The author chronicles the rise of the five Ohiopyle rafting companies that host 80,000 visitors each year and then takes the reader on one of these outfitted voyages. Finally, Palmer paddles beyond the Appalachians to the river’s urban end near Pittsburgh. Strip mining, land development, and recreation management are examined with a consciousness that asks, What will happen to this remarkable but threatened place?
White Sox fans were overcome with euphoria when their beloved team won after eighty-eight years of failure, and the long-suffering Red Sox Nation finally received their vindication in 2004. Now the Cubs are the only “cursed” team left: The team has repeatedly made the playoffs without ever winning the World Series for the last ninety-nine years, and yet thousands who bleed Cubbie blue pack Wrigley Field for every game. The reasons why ardent sports fans in Chicago and around the world buy expensive game tickets and memorabilia, fill stadiums, and live and die by their team’s fortunes is the subject of Your Brain on Cubs, an engaging study that delves into why sports engender such passionate emotions in us all.
A group of today’s leading science writers and neuroscientists explore here the ways that our brain functions when we participate in sports as fans, athletes, and coaches, taking baseball as the quintessential sport for all three perspectives. The contributors tackle such questions as: How does a player hit a ninety-mile-per-hour fastball when he barely has time to visually register it? Why do fans remain devotedly loyal year after year? And what allows them to believe in superstitions, such as a curse? Other topics investigated in the book include how a ballplayer’s brain changes as he gains experience and expertise, why there are a higher percentage of left-handers in the major leagues compared to the general population, and the ethical implications of neurological performance enhancement.

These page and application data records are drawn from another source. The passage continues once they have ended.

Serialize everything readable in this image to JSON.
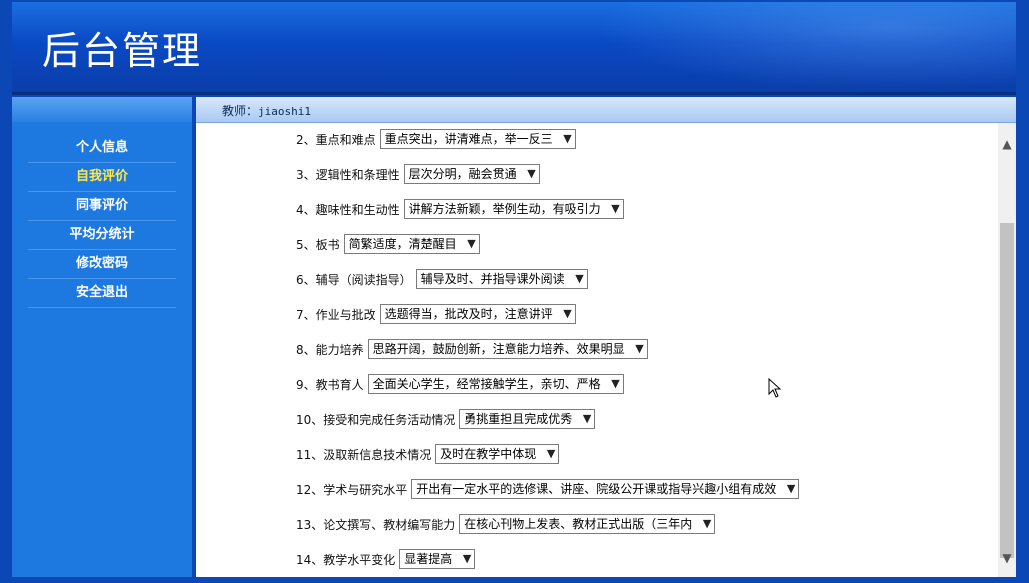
{
  "app": {
    "title": "后台管理"
  },
  "topbar": {
    "teacher_label": "教师：",
    "username": "jiaoshi1"
  },
  "sidebar": {
    "items": [
      {
        "label": "个人信息",
        "active": false
      },
      {
        "label": "自我评价",
        "active": true
      },
      {
        "label": "同事评价",
        "active": false
      },
      {
        "label": "平均分统计",
        "active": false
      },
      {
        "label": "修改密码",
        "active": false
      },
      {
        "label": "安全退出",
        "active": false
      }
    ]
  },
  "form": {
    "rows": [
      {
        "label": "2、重点和难点",
        "value": "重点突出，讲清难点，举一反三"
      },
      {
        "label": "3、逻辑性和条理性",
        "value": "层次分明，融会贯通"
      },
      {
        "label": "4、趣味性和生动性",
        "value": "讲解方法新颖，举例生动，有吸引力"
      },
      {
        "label": "5、板书",
        "value": "简繁适度，清楚醒目"
      },
      {
        "label": "6、辅导（阅读指导）",
        "value": "辅导及时、并指导课外阅读"
      },
      {
        "label": "7、作业与批改",
        "value": "选题得当，批改及时，注意讲评"
      },
      {
        "label": "8、能力培养",
        "value": "思路开阔，鼓励创新，注意能力培养、效果明显"
      },
      {
        "label": "9、教书育人",
        "value": "全面关心学生，经常接触学生，亲切、严格"
      },
      {
        "label": "10、接受和完成任务活动情况",
        "value": "勇挑重担且完成优秀"
      },
      {
        "label": "11、汲取新信息技术情况",
        "value": "及时在教学中体现"
      },
      {
        "label": "12、学术与研究水平",
        "value": "开出有一定水平的选修课、讲座、院级公开课或指导兴趣小组有成效"
      },
      {
        "label": "13、论文撰写、教材编写能力",
        "value": "在核心刊物上发表、教材正式出版（三年内"
      },
      {
        "label": "14、教学水平变化",
        "value": "显著提高"
      }
    ]
  }
}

An expertly written and thought-provoking read, Your Brain on Cubs challenges us to reevaluate the nature of the sports fan and the athlete, revealing the scientific complexity underlying the seemingly black-and-white world of wins and losses.